--- START ---

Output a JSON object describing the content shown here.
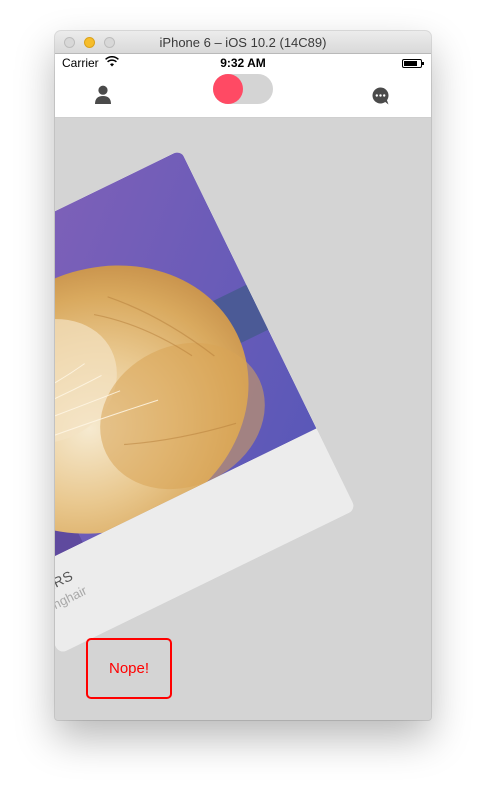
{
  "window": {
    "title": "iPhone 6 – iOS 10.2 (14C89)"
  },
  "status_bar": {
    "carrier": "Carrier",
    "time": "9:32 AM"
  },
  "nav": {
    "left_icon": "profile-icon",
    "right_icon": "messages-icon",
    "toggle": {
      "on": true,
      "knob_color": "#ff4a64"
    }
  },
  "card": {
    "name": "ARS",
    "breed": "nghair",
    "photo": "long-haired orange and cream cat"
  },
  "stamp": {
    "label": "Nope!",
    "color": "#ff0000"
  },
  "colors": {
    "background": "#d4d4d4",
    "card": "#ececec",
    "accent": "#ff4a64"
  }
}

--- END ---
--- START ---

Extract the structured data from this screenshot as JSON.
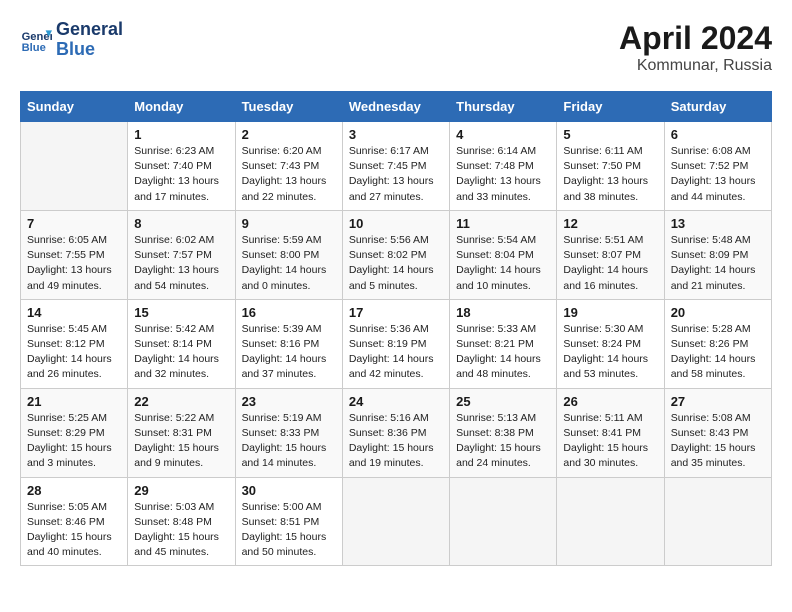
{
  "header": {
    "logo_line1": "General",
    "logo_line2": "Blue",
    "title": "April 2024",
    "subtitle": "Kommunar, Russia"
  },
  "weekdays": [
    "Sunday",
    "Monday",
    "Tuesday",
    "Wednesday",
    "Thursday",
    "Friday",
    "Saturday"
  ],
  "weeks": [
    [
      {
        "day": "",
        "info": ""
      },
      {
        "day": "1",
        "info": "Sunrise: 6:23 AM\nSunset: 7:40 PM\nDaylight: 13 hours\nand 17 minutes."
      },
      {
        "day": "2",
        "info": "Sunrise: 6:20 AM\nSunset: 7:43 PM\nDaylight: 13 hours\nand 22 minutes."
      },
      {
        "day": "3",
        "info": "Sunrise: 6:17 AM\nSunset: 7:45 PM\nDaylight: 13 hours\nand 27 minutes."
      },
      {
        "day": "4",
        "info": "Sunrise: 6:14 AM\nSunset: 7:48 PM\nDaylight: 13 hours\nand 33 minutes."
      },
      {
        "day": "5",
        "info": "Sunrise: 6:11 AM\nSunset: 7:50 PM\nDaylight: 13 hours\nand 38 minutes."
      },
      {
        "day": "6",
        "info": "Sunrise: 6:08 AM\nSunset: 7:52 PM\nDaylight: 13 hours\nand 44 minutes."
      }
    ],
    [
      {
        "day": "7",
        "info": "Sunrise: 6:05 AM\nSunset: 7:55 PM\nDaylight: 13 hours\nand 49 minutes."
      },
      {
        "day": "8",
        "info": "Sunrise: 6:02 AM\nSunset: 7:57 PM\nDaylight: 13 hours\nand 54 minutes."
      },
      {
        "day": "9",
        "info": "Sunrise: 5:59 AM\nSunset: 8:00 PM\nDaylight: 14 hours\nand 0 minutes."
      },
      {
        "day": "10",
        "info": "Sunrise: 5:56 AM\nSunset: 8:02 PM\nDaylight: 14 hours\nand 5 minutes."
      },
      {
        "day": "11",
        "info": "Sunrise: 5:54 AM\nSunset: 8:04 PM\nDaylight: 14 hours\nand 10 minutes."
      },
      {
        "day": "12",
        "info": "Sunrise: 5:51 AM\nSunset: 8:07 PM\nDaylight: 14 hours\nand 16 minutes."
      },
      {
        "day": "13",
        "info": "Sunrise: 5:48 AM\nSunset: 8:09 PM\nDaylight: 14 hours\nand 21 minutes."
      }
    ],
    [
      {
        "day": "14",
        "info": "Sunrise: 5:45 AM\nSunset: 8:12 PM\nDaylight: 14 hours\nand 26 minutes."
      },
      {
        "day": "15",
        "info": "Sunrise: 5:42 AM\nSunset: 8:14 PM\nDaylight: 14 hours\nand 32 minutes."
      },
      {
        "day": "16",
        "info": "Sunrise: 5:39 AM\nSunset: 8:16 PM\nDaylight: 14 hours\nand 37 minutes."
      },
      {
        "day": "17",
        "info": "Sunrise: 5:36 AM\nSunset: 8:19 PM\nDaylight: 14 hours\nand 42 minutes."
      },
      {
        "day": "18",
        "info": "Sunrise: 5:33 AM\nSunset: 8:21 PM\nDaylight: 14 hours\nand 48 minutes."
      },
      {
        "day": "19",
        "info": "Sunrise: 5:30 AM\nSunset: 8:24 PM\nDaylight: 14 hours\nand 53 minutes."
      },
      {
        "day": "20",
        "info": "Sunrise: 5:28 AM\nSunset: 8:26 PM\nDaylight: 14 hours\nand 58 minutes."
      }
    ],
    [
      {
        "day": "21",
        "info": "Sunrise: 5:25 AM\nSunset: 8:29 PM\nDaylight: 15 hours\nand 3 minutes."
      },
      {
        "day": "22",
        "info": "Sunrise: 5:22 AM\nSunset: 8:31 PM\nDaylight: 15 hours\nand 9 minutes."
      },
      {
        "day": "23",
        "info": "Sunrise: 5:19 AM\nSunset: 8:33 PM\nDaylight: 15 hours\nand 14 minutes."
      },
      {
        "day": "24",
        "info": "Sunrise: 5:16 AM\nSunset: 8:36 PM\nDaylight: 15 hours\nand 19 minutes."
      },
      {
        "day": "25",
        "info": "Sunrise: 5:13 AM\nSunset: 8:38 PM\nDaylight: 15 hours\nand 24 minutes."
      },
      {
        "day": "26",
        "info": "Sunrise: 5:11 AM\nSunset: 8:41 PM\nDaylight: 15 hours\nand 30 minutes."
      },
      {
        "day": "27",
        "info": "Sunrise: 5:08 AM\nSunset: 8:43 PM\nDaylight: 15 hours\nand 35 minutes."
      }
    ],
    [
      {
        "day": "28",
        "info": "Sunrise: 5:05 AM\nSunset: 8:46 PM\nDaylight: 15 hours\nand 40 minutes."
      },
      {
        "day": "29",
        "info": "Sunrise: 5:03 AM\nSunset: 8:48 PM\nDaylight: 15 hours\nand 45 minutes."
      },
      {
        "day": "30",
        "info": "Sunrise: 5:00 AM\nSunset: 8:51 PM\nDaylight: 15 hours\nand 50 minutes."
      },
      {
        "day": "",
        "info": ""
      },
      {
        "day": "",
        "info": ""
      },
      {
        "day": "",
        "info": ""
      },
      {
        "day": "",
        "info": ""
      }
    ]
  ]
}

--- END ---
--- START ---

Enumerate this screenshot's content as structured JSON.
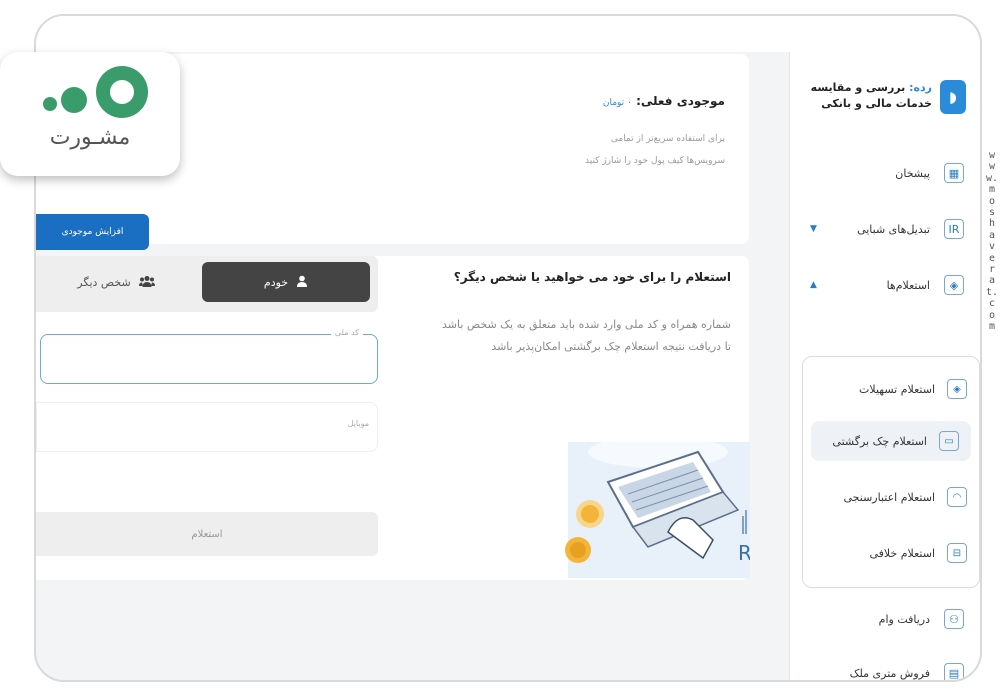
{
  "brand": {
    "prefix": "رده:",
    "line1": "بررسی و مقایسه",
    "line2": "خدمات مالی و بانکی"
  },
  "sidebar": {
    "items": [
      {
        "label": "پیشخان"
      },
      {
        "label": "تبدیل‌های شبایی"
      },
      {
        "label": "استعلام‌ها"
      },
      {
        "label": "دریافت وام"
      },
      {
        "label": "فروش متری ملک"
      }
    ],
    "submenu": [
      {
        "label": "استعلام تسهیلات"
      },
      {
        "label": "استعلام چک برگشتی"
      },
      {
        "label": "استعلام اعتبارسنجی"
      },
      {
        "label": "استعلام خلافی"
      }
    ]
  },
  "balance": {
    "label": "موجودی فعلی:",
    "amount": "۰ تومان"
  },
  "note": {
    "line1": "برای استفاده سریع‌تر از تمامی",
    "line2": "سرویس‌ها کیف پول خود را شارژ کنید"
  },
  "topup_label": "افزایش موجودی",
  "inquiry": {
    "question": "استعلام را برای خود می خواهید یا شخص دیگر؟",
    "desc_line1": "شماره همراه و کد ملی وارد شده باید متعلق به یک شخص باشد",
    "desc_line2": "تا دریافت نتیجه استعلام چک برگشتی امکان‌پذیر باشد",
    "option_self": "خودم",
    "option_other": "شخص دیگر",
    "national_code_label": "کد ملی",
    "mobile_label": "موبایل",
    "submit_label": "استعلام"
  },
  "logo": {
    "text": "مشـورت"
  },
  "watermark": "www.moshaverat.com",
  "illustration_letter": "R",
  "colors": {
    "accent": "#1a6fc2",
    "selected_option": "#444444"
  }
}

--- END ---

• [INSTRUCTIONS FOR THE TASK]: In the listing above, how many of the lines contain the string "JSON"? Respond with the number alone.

• [REPLY]: 3